▶ [ASSIGNMENT]:
Drop all images and give the records again exactly.

▶ [WORKING DATA]:
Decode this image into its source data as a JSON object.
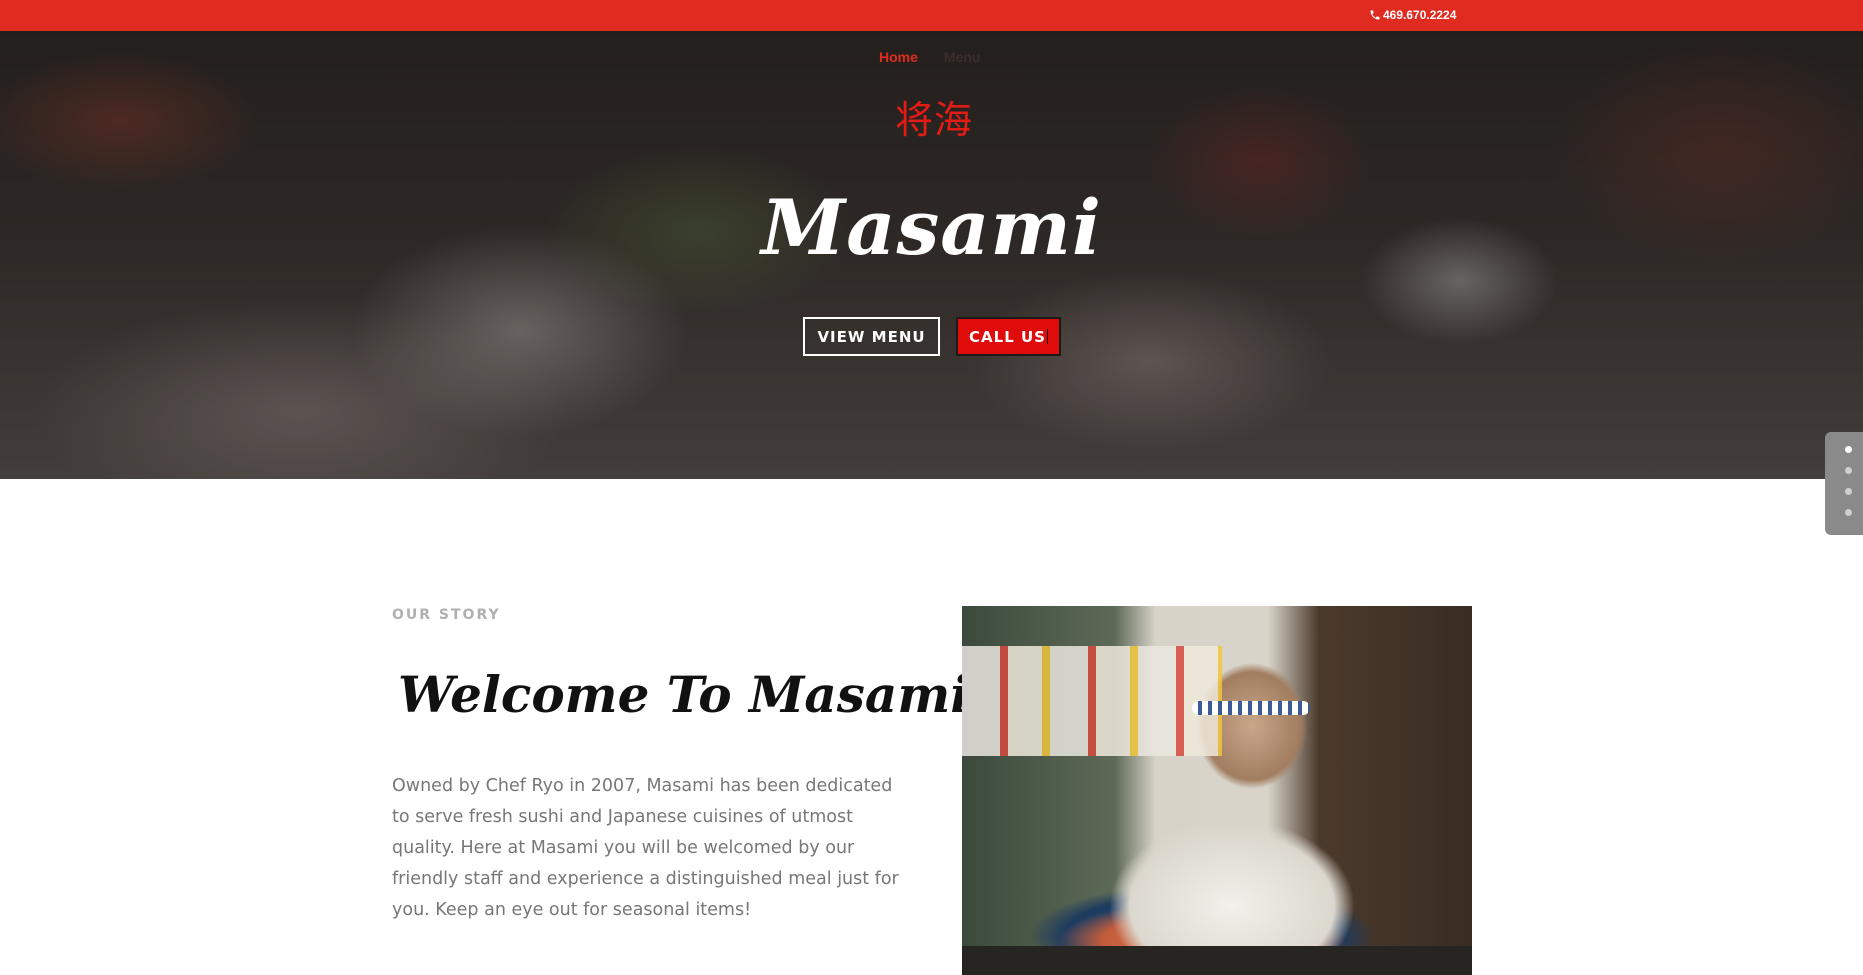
{
  "topbar": {
    "phone": "469.670.2224",
    "phone_icon": "phone-icon",
    "background_color": "#e02b20"
  },
  "nav": {
    "items": [
      {
        "label": "Home",
        "active": true
      },
      {
        "label": "Menu",
        "active": false
      }
    ]
  },
  "hero": {
    "logo_text": "将海",
    "title": "Masami",
    "view_menu_label": "VIEW MENU",
    "call_us_label": "CALL US",
    "accent_color": "#e00c0c"
  },
  "slider_dots": {
    "count": 4,
    "active_index": 0
  },
  "story": {
    "label": "OUR STORY",
    "title": "Welcome To Masami",
    "text": "Owned by Chef Ryo in 2007, Masami has been dedicated to serve fresh sushi and Japanese cuisines of utmost quality.  Here at Masami you will be welcomed by our friendly staff and experience a distinguished meal just for you. Keep an eye out for seasonal items!"
  }
}
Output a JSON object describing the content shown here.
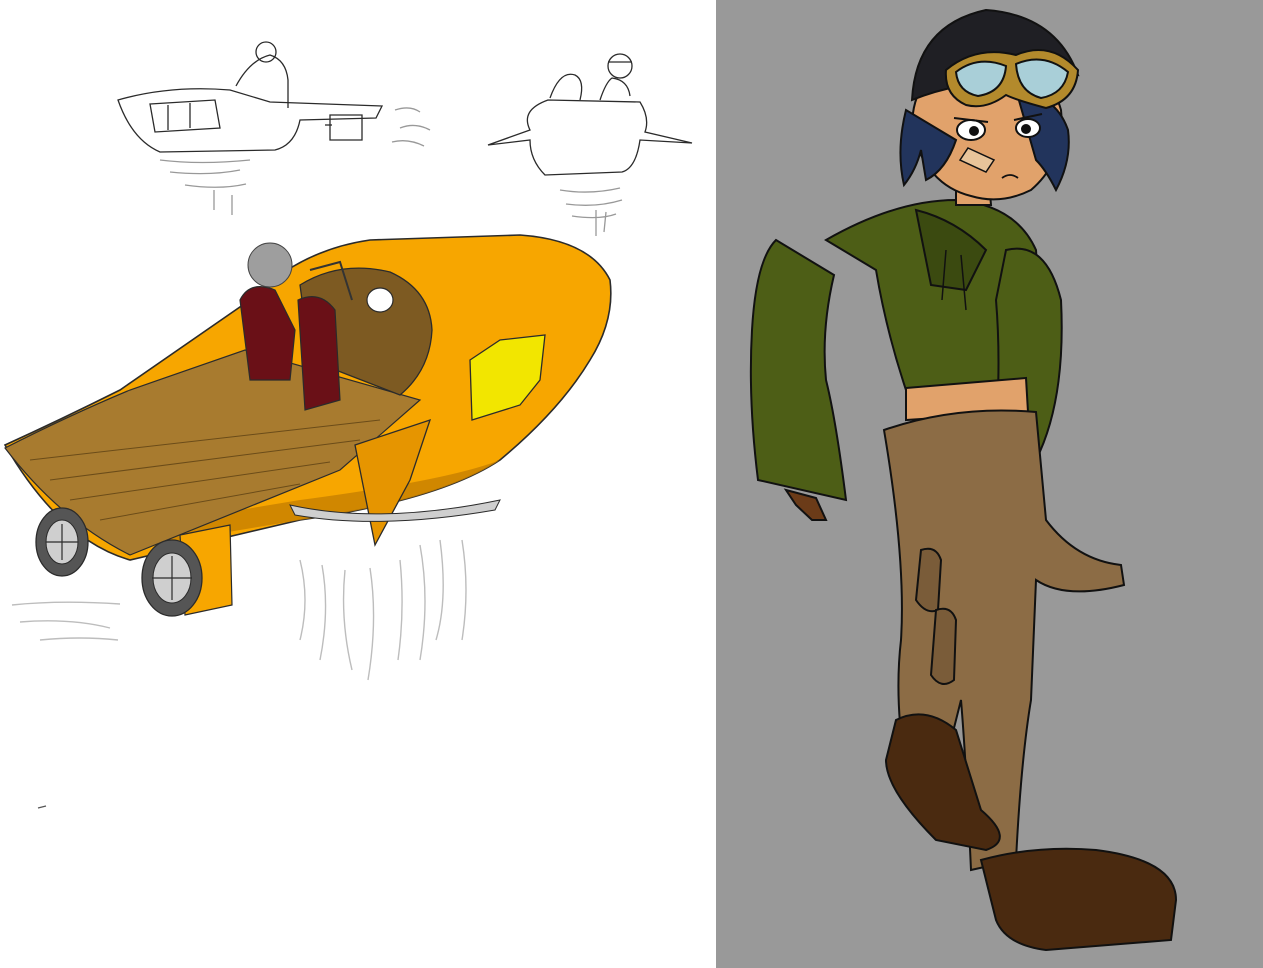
{
  "canvas": {
    "background": "#ffffff"
  },
  "left_panel": {
    "background": "#ffffff",
    "subject": "hovercraft-concept-sketches",
    "colors": {
      "hull": "#f7a600",
      "deck": "#a87b2f",
      "seat": "#6a1017",
      "window": "#f2e600",
      "sketch_line": "#2b2b2b",
      "mist": "#b8b8b8"
    }
  },
  "right_panel": {
    "background": "#999999",
    "subject": "pilot-character-design",
    "colors": {
      "hoodie": "#4d5e16",
      "hoodie_shade": "#3b4a10",
      "pants": "#8c6c45",
      "boots": "#4a2a10",
      "skin": "#e1a26b",
      "hair": "#22345c",
      "helmet": "#1f1f24",
      "goggle_frame": "#b38a2c",
      "goggle_lens": "#a9cfd8"
    }
  }
}
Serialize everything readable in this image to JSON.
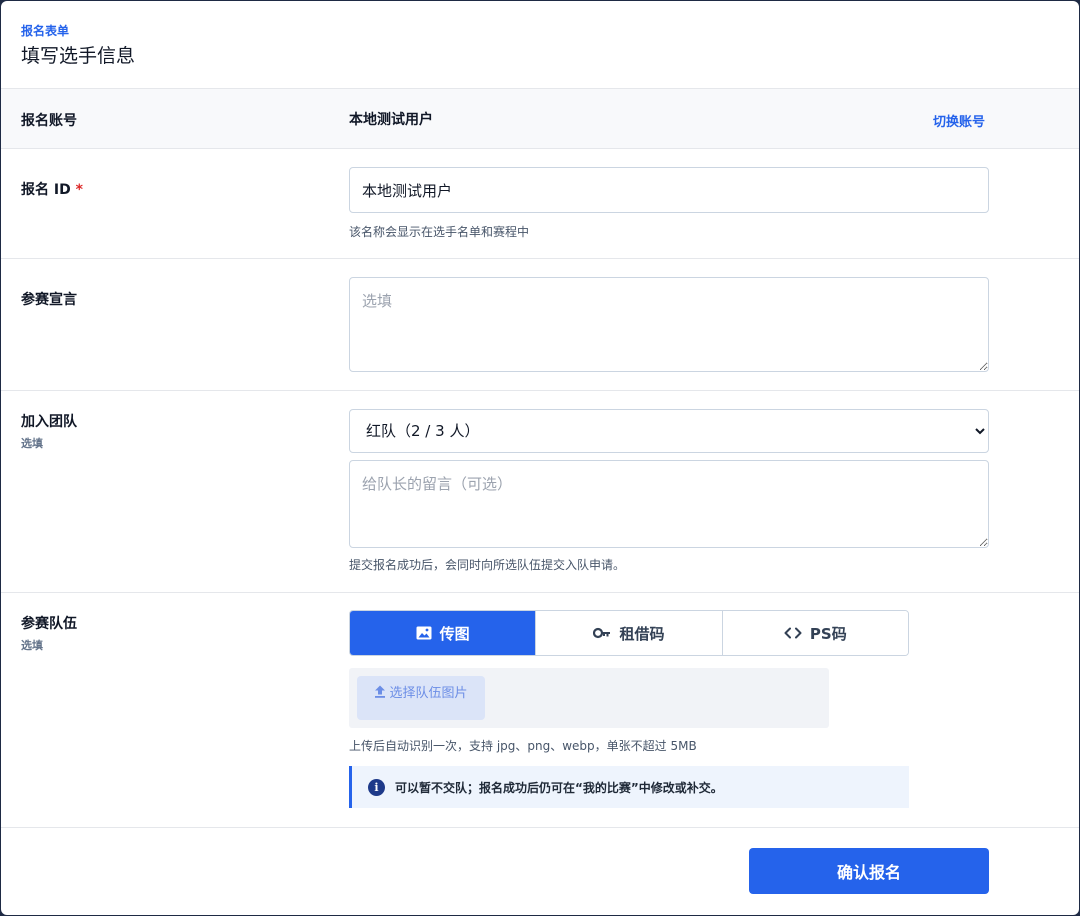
{
  "header": {
    "kicker": "报名表单",
    "title": "填写选手信息"
  },
  "account": {
    "label": "报名账号",
    "value": "本地测试用户",
    "switch_label": "切换账号"
  },
  "registration_id": {
    "label": "报名 ID",
    "required_mark": "*",
    "value": "本地测试用户",
    "hint": "该名称会显示在选手名单和赛程中"
  },
  "declaration": {
    "label": "参赛宣言",
    "placeholder": "选填"
  },
  "team": {
    "label": "加入团队",
    "optional": "选填",
    "selected": "红队（2 / 3 人）",
    "message_placeholder": "给队长的留言（可选）",
    "hint": "提交报名成功后，会同时向所选队伍提交入队申请。"
  },
  "squad": {
    "label": "参赛队伍",
    "optional": "选填",
    "tabs": [
      {
        "label": "传图",
        "icon": "image-icon",
        "active": true
      },
      {
        "label": "租借码",
        "icon": "key-icon",
        "active": false
      },
      {
        "label": "PS码",
        "icon": "code-icon",
        "active": false
      }
    ],
    "upload_label": "选择队伍图片",
    "hint": "上传后自动识别一次，支持 jpg、png、webp，单张不超过 5MB",
    "note": "可以暂不交队；报名成功后仍可在“我的比赛”中修改或补交。"
  },
  "footer": {
    "submit_label": "确认报名"
  },
  "colors": {
    "accent": "#2563eb",
    "required": "#dc2626",
    "note_bg": "#eef4fd"
  }
}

▶ [PROBLEM SOLUTION]:
Decode this image into its source data as a JSON object.
{
  "topbar": {
    "phone": "469.670.2224",
    "phone_icon": "phone-icon",
    "background_color": "#e02b20"
  },
  "nav": {
    "items": [
      {
        "label": "Home",
        "active": true
      },
      {
        "label": "Menu",
        "active": false
      }
    ]
  },
  "hero": {
    "logo_text": "将海",
    "title": "Masami",
    "view_menu_label": "VIEW MENU",
    "call_us_label": "CALL US",
    "accent_color": "#e00c0c"
  },
  "slider_dots": {
    "count": 4,
    "active_index": 0
  },
  "story": {
    "label": "OUR STORY",
    "title": "Welcome To Masami",
    "text": "Owned by Chef Ryo in 2007, Masami has been dedicated to serve fresh sushi and Japanese cuisines of utmost quality.  Here at Masami you will be welcomed by our friendly staff and experience a distinguished meal just for you. Keep an eye out for seasonal items!"
  }
}
Output a JSON object describing the content shown here.
{
  "canvas": {
    "background": "#ffffff"
  },
  "left_panel": {
    "background": "#ffffff",
    "subject": "hovercraft-concept-sketches",
    "colors": {
      "hull": "#f7a600",
      "deck": "#a87b2f",
      "seat": "#6a1017",
      "window": "#f2e600",
      "sketch_line": "#2b2b2b",
      "mist": "#b8b8b8"
    }
  },
  "right_panel": {
    "background": "#999999",
    "subject": "pilot-character-design",
    "colors": {
      "hoodie": "#4d5e16",
      "hoodie_shade": "#3b4a10",
      "pants": "#8c6c45",
      "boots": "#4a2a10",
      "skin": "#e1a26b",
      "hair": "#22345c",
      "helmet": "#1f1f24",
      "goggle_frame": "#b38a2c",
      "goggle_lens": "#a9cfd8"
    }
  }
}
Serialize everything readable in this image to JSON.
{
  "header": {
    "kicker": "报名表单",
    "title": "填写选手信息"
  },
  "account": {
    "label": "报名账号",
    "value": "本地测试用户",
    "switch_label": "切换账号"
  },
  "registration_id": {
    "label": "报名 ID",
    "required_mark": "*",
    "value": "本地测试用户",
    "hint": "该名称会显示在选手名单和赛程中"
  },
  "declaration": {
    "label": "参赛宣言",
    "placeholder": "选填"
  },
  "team": {
    "label": "加入团队",
    "optional": "选填",
    "selected": "红队（2 / 3 人）",
    "message_placeholder": "给队长的留言（可选）",
    "hint": "提交报名成功后，会同时向所选队伍提交入队申请。"
  },
  "squad": {
    "label": "参赛队伍",
    "optional": "选填",
    "tabs": [
      {
        "label": "传图",
        "icon": "image-icon",
        "active": true
      },
      {
        "label": "租借码",
        "icon": "key-icon",
        "active": false
      },
      {
        "label": "PS码",
        "icon": "code-icon",
        "active": false
      }
    ],
    "upload_label": "选择队伍图片",
    "hint": "上传后自动识别一次，支持 jpg、png、webp，单张不超过 5MB",
    "note": "可以暂不交队；报名成功后仍可在“我的比赛”中修改或补交。"
  },
  "footer": {
    "submit_label": "确认报名"
  },
  "colors": {
    "accent": "#2563eb",
    "required": "#dc2626",
    "note_bg": "#eef4fd"
  }
}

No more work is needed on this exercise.